Protecting Your Nest With NIST
Founded in 1901, the National Institute of Standards and Technology (NIST) serves as America’s “standards laboratory.” A part of the U.S. Department of Commerce, NIST initially assembled standards and measurements for electricity, temperature, time and the like. Today, NIST provides technical leadership on a wide range of issues affecting the American economy. That includes setting the standards for small business cyber security.
“NIST is the de facto gold-plated standard for cyber security,” says Don Thompson, CEO of Capital Network Solutions in Sacramento. “If you can say that your business is NIST-compliant, then you’re in great shape.”

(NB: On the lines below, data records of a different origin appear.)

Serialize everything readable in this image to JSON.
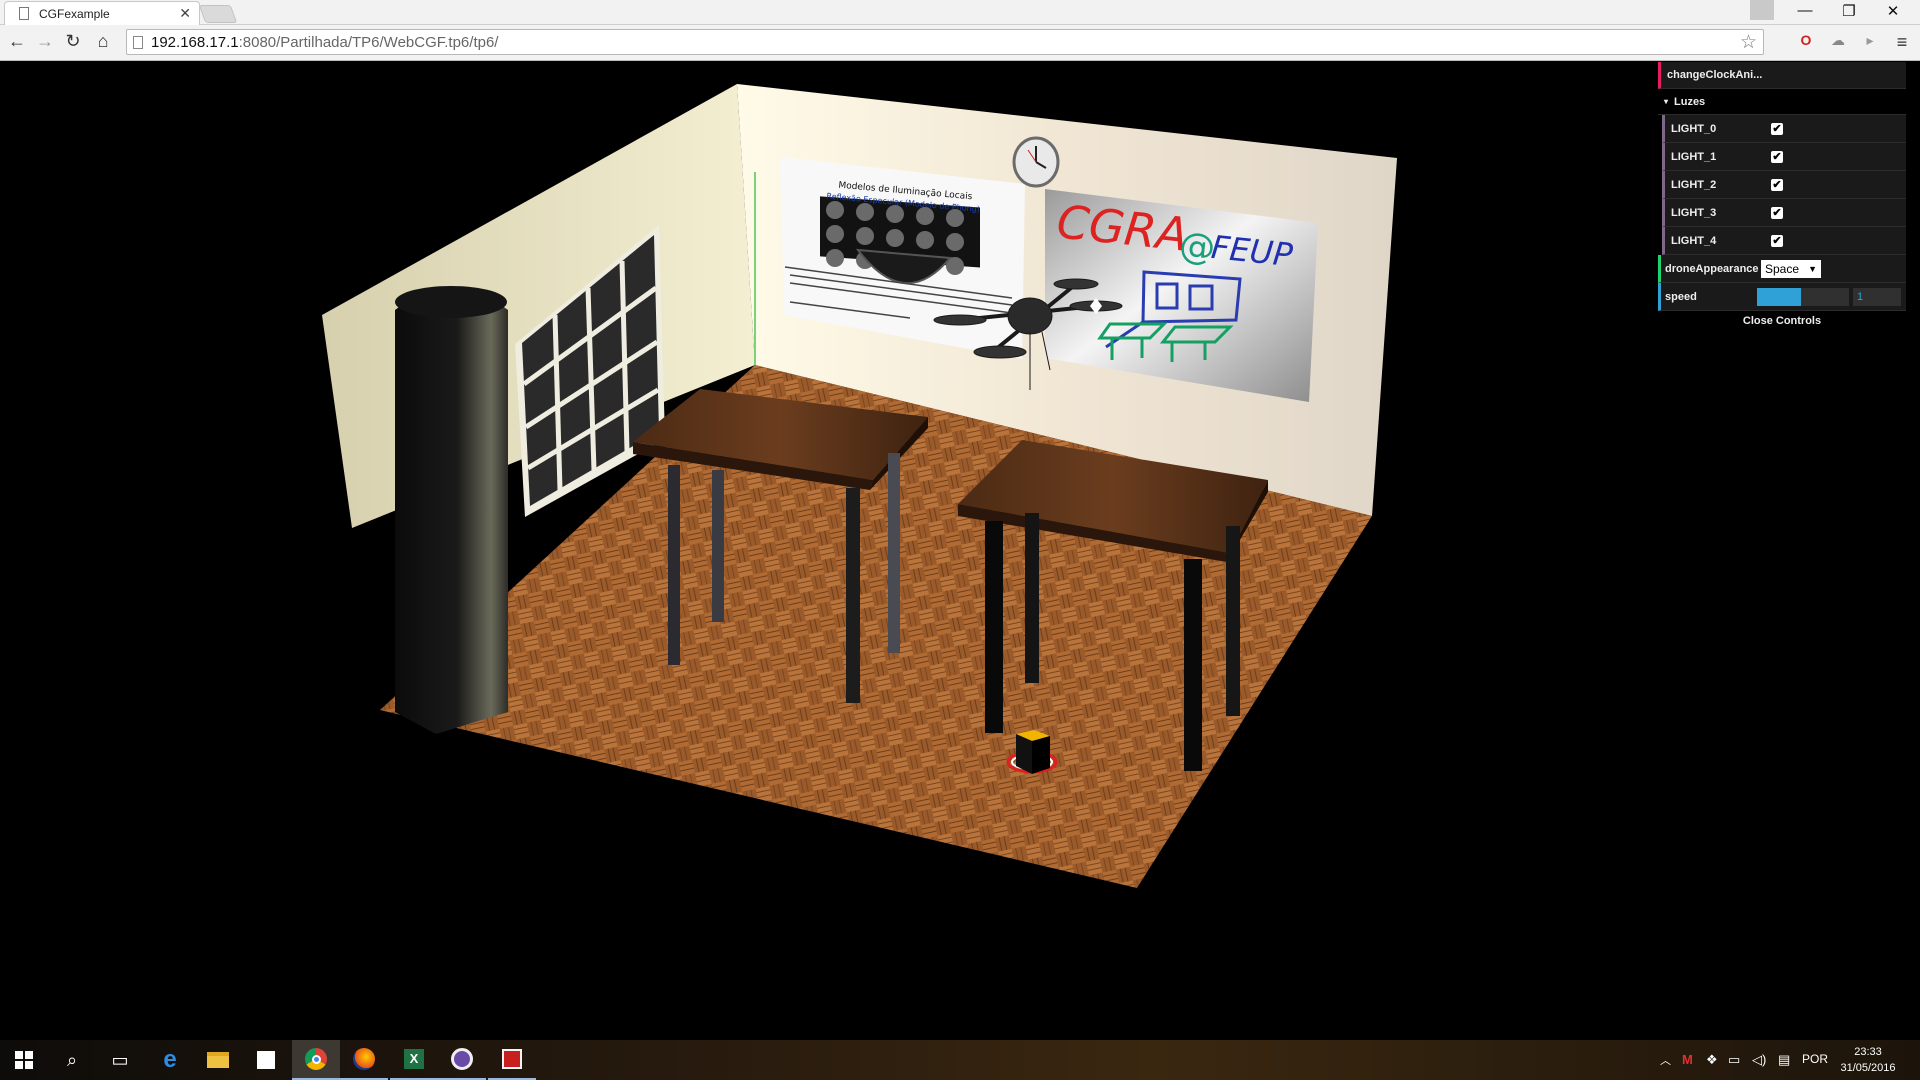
{
  "browser": {
    "tab_title": "CGFexample",
    "tab_close": "✕",
    "url_host": "192.168.17.1",
    "url_rest": ":8080/Partilhada/TP6/WebCGF.tp6/tp6/",
    "window_buttons": {
      "minimize": "—",
      "restore": "❐",
      "close": "✕"
    }
  },
  "scene": {
    "poster": {
      "title_line1": "Modelos de Iluminação Locais",
      "title_line2": "Reflexão Especular (Modelo de Phong)"
    },
    "whiteboard": {
      "text_cgra": "CGRA",
      "text_at": "@",
      "text_feup": "FEUP"
    }
  },
  "gui": {
    "change_clock_label": "changeClockAni...",
    "folder_label": "Luzes",
    "folder_arrow": "▾",
    "lights": [
      {
        "label": "LIGHT_0",
        "checked": "✔"
      },
      {
        "label": "LIGHT_1",
        "checked": "✔"
      },
      {
        "label": "LIGHT_2",
        "checked": "✔"
      },
      {
        "label": "LIGHT_3",
        "checked": "✔"
      },
      {
        "label": "LIGHT_4",
        "checked": "✔"
      }
    ],
    "drone_appearance_label": "droneAppearance",
    "drone_appearance_value": "Space",
    "speed_label": "speed",
    "speed_value": "1",
    "speed_fraction": 0.48,
    "close_controls": "Close Controls"
  },
  "taskbar": {
    "language": "POR",
    "time": "23:33",
    "date": "31/05/2016",
    "apps": [
      "start-icon",
      "search-icon",
      "task-view-icon",
      "edge-icon",
      "file-explorer-icon",
      "store-icon",
      "chrome-icon",
      "firefox-icon",
      "excel-icon",
      "app-icon",
      "acrobat-icon"
    ]
  }
}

According to recent statistics, cyber criminals are increasingly targeting small businesses. Meanwhile, a recent spate of high-profile cyber attacks on hospitals and city governments only underlines the dangers of both malicious hackers and inattentive employees. However, whether because of low funds or less knowledge, small businesses tend to overlook necessary cyber security measures. Unfortunately, the effects of a data breach on a small business can be devastating:
- 43 percent of cyber attacks target small businesses.
- 14 percent of small businesses rate their cyber defenses as “highly effective.”
- 60 percent of small businesses shut down within six months of a cyber attack.
NIST bridged that knowledge gap earlier this year when they published Small Business Information Security: The Fundamentals. This 54-page document outlines NIST best practices regarding the fundamentals of cyber security. Moreover, it presents the information in non-technical language that is accessible to anyone.
NIST recommends a five-pronged approach to cyber security:
Understanding and Managing Risks
The first thing that every business needs to do is catalog their threats and vulnerabilities. By understanding your risks, you get a better idea of where to focus your cyber security efforts. Some of the most common risks include:
- Environmental (fire, flood, tornado, earthquake)
- Business Resources (equipment failure, supply chain disruption, inattentive and untrained employees)
- Hostile Actors (hackers, hacktivists, criminals, nation-state actors)
You should also identify what types of information your business stores, and document how that information gets used. While your small business may not store PII (personally identifiable information) on your customers, it probably does for your employees. Determine the value of your company’s data by developing an inventory of the data, and then inventory your IT hardware, software and applications.
Small Business Information Security: The Fundamentals shows how small businesses can provide essential security for their information, systems and networks. You can check out the entire document online, but we distilled it down to this handy checklist.
SMB CYBER SECURITY — NIST BEST PRACTICES
ADDITIONAL TIPS FOR WORKING SAFELY AND SECURELY
- Pay attention to the people you work with and around.
- Be careful of email attachments and web links.
- Use separate personal and business computers, mobile device and accounts.
- Do not connect untrusted storage devices or hardware into your computers, devices or networks.
- Be careful about downloading software.
- Do not give out personal or business information.
- Watch for harmful pop-ups.
- Use strong passwords.
HOW CNS CAN HELP
At Capital Network Solutions, we possess over three decades of experience securing IT infrastructures for small businesses. We have the tools, the knowledge, the partnerships and the expertise to bring your business in line with NIST best practices for cyber security. If you are concerned the information security of your small business, call CNS at (916) 366-6566 to set up a free consultation.